= REQUIRED WORK =
Starting at the line with "Serialize everything readable", retype each line exactly up to and including the final line of the records below.

= PROVIDED MATERIAL =
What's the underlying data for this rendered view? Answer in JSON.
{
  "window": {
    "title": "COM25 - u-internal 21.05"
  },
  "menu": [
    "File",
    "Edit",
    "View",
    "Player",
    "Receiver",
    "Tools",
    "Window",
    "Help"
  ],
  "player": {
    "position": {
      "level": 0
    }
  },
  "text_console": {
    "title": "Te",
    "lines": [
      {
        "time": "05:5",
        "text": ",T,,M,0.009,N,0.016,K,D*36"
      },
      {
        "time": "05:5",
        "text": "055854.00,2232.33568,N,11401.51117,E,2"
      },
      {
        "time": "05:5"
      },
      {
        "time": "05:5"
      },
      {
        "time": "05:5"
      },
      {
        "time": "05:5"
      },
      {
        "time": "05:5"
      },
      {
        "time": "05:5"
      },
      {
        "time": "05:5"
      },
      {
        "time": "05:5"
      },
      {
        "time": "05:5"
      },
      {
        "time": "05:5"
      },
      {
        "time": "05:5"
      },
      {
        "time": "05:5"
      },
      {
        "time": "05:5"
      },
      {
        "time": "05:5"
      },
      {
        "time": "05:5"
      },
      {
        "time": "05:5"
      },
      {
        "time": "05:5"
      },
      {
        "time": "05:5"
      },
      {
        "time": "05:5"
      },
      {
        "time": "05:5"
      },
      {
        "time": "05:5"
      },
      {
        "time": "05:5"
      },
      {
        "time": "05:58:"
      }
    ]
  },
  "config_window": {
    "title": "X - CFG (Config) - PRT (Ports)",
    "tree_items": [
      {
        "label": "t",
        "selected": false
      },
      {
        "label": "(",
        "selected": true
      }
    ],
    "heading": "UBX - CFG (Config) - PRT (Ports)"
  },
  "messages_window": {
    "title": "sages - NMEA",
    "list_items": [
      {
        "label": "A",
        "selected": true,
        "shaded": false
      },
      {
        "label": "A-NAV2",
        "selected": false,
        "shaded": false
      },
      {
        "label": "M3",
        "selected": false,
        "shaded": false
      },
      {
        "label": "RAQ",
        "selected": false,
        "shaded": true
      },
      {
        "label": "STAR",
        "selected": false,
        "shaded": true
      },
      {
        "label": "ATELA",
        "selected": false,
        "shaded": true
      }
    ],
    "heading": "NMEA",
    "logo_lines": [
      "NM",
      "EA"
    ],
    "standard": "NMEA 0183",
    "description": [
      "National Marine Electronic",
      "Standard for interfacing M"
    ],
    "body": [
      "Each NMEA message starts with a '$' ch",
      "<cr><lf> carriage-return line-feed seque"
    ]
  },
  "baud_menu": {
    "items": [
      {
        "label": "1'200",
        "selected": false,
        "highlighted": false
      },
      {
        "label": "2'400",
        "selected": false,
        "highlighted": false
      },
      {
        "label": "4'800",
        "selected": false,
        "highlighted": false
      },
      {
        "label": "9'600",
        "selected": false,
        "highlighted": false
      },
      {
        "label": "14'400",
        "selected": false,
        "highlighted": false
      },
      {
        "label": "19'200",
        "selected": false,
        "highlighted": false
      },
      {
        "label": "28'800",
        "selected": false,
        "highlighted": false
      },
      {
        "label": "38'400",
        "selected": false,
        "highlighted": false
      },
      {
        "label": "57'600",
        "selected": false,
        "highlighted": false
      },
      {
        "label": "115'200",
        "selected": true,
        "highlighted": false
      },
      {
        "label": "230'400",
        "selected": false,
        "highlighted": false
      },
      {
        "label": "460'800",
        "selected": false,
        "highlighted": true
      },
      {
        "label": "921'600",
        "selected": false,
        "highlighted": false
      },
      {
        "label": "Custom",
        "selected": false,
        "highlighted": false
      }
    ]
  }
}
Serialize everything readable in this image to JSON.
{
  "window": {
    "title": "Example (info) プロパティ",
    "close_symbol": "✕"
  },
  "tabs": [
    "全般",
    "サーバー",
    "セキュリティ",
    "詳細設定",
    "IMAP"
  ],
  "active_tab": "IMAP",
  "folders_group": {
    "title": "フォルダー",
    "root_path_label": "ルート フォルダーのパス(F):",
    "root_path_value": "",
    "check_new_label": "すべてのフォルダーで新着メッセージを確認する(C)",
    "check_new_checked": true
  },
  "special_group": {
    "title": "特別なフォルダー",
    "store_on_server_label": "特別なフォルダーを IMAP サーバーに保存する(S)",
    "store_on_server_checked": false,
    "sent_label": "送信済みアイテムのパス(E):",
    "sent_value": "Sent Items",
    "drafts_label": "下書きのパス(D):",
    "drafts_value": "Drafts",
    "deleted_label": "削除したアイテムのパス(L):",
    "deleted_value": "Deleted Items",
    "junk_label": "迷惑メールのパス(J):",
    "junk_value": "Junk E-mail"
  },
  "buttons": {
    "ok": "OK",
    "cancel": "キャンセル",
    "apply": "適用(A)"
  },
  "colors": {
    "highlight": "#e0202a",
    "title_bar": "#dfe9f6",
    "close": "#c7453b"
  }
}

= ANSWER FOR THE TASK =
Serialize everything readable in this image to JSON.
{
  "window": {
    "title": "Example (info) プロパティ",
    "close_symbol": "✕"
  },
  "tabs": [
    "全般",
    "サーバー",
    "セキュリティ",
    "詳細設定",
    "IMAP"
  ],
  "active_tab": "IMAP",
  "folders_group": {
    "title": "フォルダー",
    "root_path_label": "ルート フォルダーのパス(F):",
    "root_path_value": "",
    "check_new_label": "すべてのフォルダーで新着メッセージを確認する(C)",
    "check_new_checked": true
  },
  "special_group": {
    "title": "特別なフォルダー",
    "store_on_server_label": "特別なフォルダーを IMAP サーバーに保存する(S)",
    "store_on_server_checked": false,
    "sent_label": "送信済みアイテムのパス(E):",
    "sent_value": "Sent Items",
    "drafts_label": "下書きのパス(D):",
    "drafts_value": "Drafts",
    "deleted_label": "削除したアイテムのパス(L):",
    "deleted_value": "Deleted Items",
    "junk_label": "迷惑メールのパス(J):",
    "junk_value": "Junk E-mail"
  },
  "buttons": {
    "ok": "OK",
    "cancel": "キャンセル",
    "apply": "適用(A)"
  },
  "colors": {
    "highlight": "#e0202a",
    "title_bar": "#dfe9f6",
    "close": "#c7453b"
  }
}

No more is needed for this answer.